TASK DESCRIPTION:
Each line of the records needs to be written out exactly, with any image left out.
::: DATASET ENTRIES
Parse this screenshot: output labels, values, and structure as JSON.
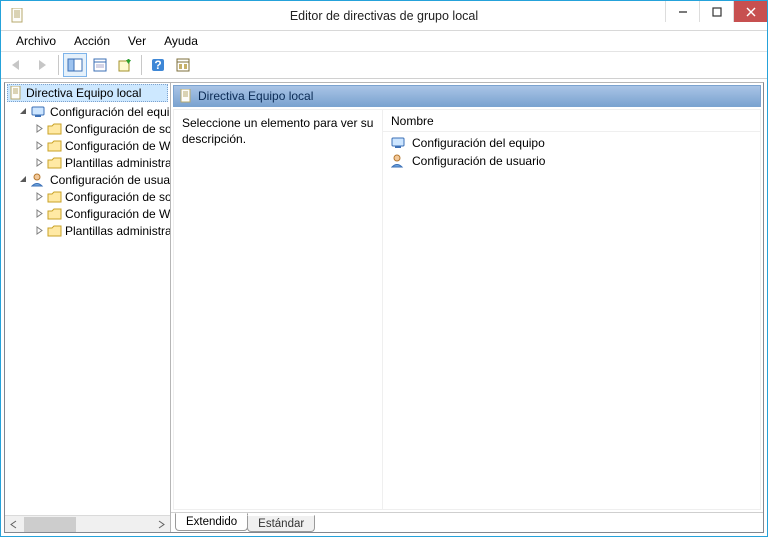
{
  "window": {
    "title": "Editor de directivas de grupo local"
  },
  "menu": {
    "items": [
      "Archivo",
      "Acción",
      "Ver",
      "Ayuda"
    ]
  },
  "tree": {
    "root": "Directiva Equipo local",
    "groups": [
      {
        "label": "Configuración del equipo",
        "icon": "pc",
        "children": [
          "Configuración de software",
          "Configuración de Windows",
          "Plantillas administrativas"
        ]
      },
      {
        "label": "Configuración de usuario",
        "icon": "user",
        "children": [
          "Configuración de software",
          "Configuración de Windows",
          "Plantillas administrativas"
        ]
      }
    ]
  },
  "main": {
    "heading": "Directiva Equipo local",
    "description": "Seleccione un elemento para ver su descripción.",
    "columnHeader": "Nombre",
    "items": [
      {
        "label": "Configuración del equipo",
        "icon": "pc"
      },
      {
        "label": "Configuración de usuario",
        "icon": "user"
      }
    ],
    "tabs": {
      "active": "Extendido",
      "inactive": "Estándar"
    }
  }
}
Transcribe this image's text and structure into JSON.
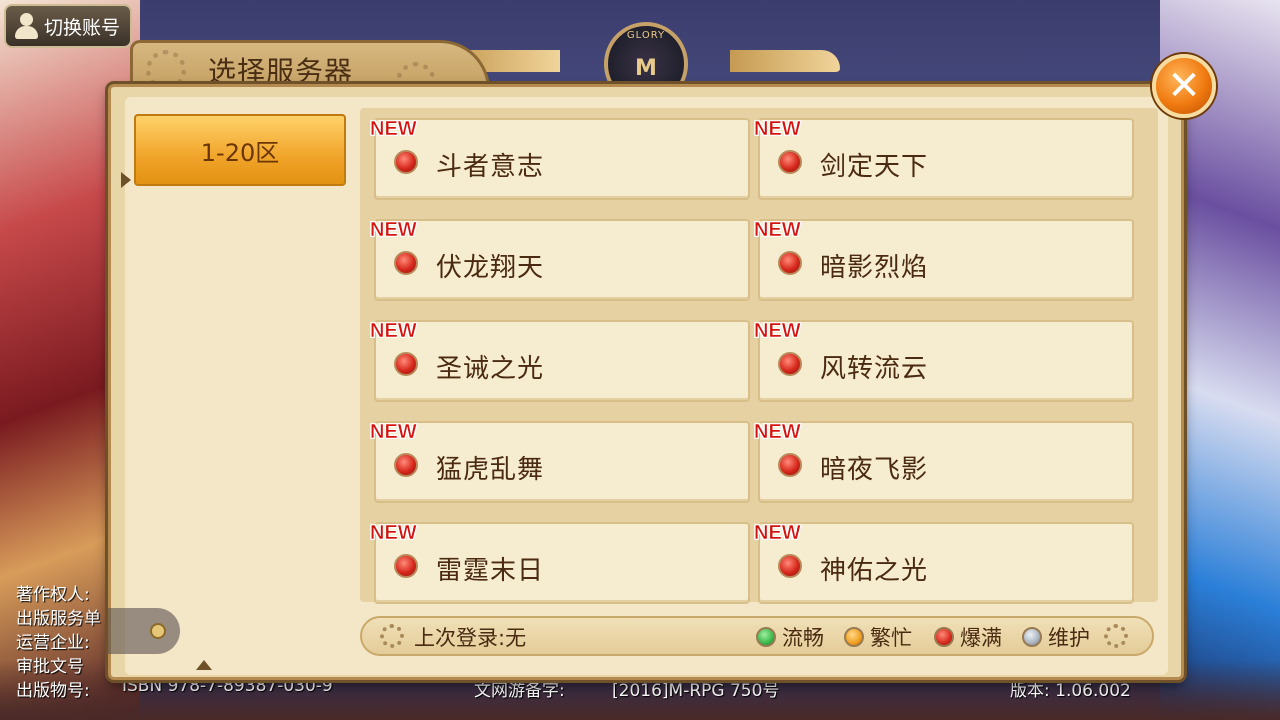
{
  "switch_account": {
    "label": "切换账号",
    "icon": "user-icon"
  },
  "panel": {
    "title": "选择服务器",
    "close_icon": "close-icon"
  },
  "emblem": {
    "text": "GLORY",
    "mark": "M"
  },
  "regions": [
    {
      "label": "1-20区",
      "selected": true
    }
  ],
  "servers": [
    {
      "new_label": "NEW",
      "name": "斗者意志",
      "status": "爆满"
    },
    {
      "new_label": "NEW",
      "name": "剑定天下",
      "status": "爆满"
    },
    {
      "new_label": "NEW",
      "name": "伏龙翔天",
      "status": "爆满"
    },
    {
      "new_label": "NEW",
      "name": "暗影烈焰",
      "status": "爆满"
    },
    {
      "new_label": "NEW",
      "name": "圣诫之光",
      "status": "爆满"
    },
    {
      "new_label": "NEW",
      "name": "风转流云",
      "status": "爆满"
    },
    {
      "new_label": "NEW",
      "name": "猛虎乱舞",
      "status": "爆满"
    },
    {
      "new_label": "NEW",
      "name": "暗夜飞影",
      "status": "爆满"
    },
    {
      "new_label": "NEW",
      "name": "雷霆末日",
      "status": "爆满"
    },
    {
      "new_label": "NEW",
      "name": "神佑之光",
      "status": "爆满"
    }
  ],
  "last_login": "上次登录:无",
  "legend": [
    {
      "label": "流畅",
      "color": "#3bb84a"
    },
    {
      "label": "繁忙",
      "color": "#f0a020"
    },
    {
      "label": "爆满",
      "color": "#d6281c"
    },
    {
      "label": "维护",
      "color": "#a8b4c0"
    }
  ],
  "legal": {
    "copyright": "著作权人:",
    "publisher_service": "出版服务单",
    "operator": "运营企业:",
    "approval": "审批文号",
    "publication": "出版物号:",
    "isbn": "ISBN 978-7-89387-030-9",
    "culture_record": "文网游备字:",
    "culture_record_value": "[2016]M-RPG 750号",
    "version": "版本: 1.06.002"
  }
}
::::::
COMPLETED EXERCISE:
Parse this screenshot: output labels, values, and structure as JSON.
{
  "window": {
    "title": "Editor de directivas de grupo local"
  },
  "menu": {
    "items": [
      "Archivo",
      "Acción",
      "Ver",
      "Ayuda"
    ]
  },
  "tree": {
    "root": "Directiva Equipo local",
    "groups": [
      {
        "label": "Configuración del equipo",
        "icon": "pc",
        "children": [
          "Configuración de software",
          "Configuración de Windows",
          "Plantillas administrativas"
        ]
      },
      {
        "label": "Configuración de usuario",
        "icon": "user",
        "children": [
          "Configuración de software",
          "Configuración de Windows",
          "Plantillas administrativas"
        ]
      }
    ]
  },
  "main": {
    "heading": "Directiva Equipo local",
    "description": "Seleccione un elemento para ver su descripción.",
    "columnHeader": "Nombre",
    "items": [
      {
        "label": "Configuración del equipo",
        "icon": "pc"
      },
      {
        "label": "Configuración de usuario",
        "icon": "user"
      }
    ],
    "tabs": {
      "active": "Extendido",
      "inactive": "Estándar"
    }
  }
}
Transcribe this image's text and structure into JSON.
{
  "switch_account": {
    "label": "切换账号",
    "icon": "user-icon"
  },
  "panel": {
    "title": "选择服务器",
    "close_icon": "close-icon"
  },
  "emblem": {
    "text": "GLORY",
    "mark": "M"
  },
  "regions": [
    {
      "label": "1-20区",
      "selected": true
    }
  ],
  "servers": [
    {
      "new_label": "NEW",
      "name": "斗者意志",
      "status": "爆满"
    },
    {
      "new_label": "NEW",
      "name": "剑定天下",
      "status": "爆满"
    },
    {
      "new_label": "NEW",
      "name": "伏龙翔天",
      "status": "爆满"
    },
    {
      "new_label": "NEW",
      "name": "暗影烈焰",
      "status": "爆满"
    },
    {
      "new_label": "NEW",
      "name": "圣诫之光",
      "status": "爆满"
    },
    {
      "new_label": "NEW",
      "name": "风转流云",
      "status": "爆满"
    },
    {
      "new_label": "NEW",
      "name": "猛虎乱舞",
      "status": "爆满"
    },
    {
      "new_label": "NEW",
      "name": "暗夜飞影",
      "status": "爆满"
    },
    {
      "new_label": "NEW",
      "name": "雷霆末日",
      "status": "爆满"
    },
    {
      "new_label": "NEW",
      "name": "神佑之光",
      "status": "爆满"
    }
  ],
  "last_login": "上次登录:无",
  "legend": [
    {
      "label": "流畅",
      "color": "#3bb84a"
    },
    {
      "label": "繁忙",
      "color": "#f0a020"
    },
    {
      "label": "爆满",
      "color": "#d6281c"
    },
    {
      "label": "维护",
      "color": "#a8b4c0"
    }
  ],
  "legal": {
    "copyright": "著作权人:",
    "publisher_service": "出版服务单",
    "operator": "运营企业:",
    "approval": "审批文号",
    "publication": "出版物号:",
    "isbn": "ISBN 978-7-89387-030-9",
    "culture_record": "文网游备字:",
    "culture_record_value": "[2016]M-RPG 750号",
    "version": "版本: 1.06.002"
  }
}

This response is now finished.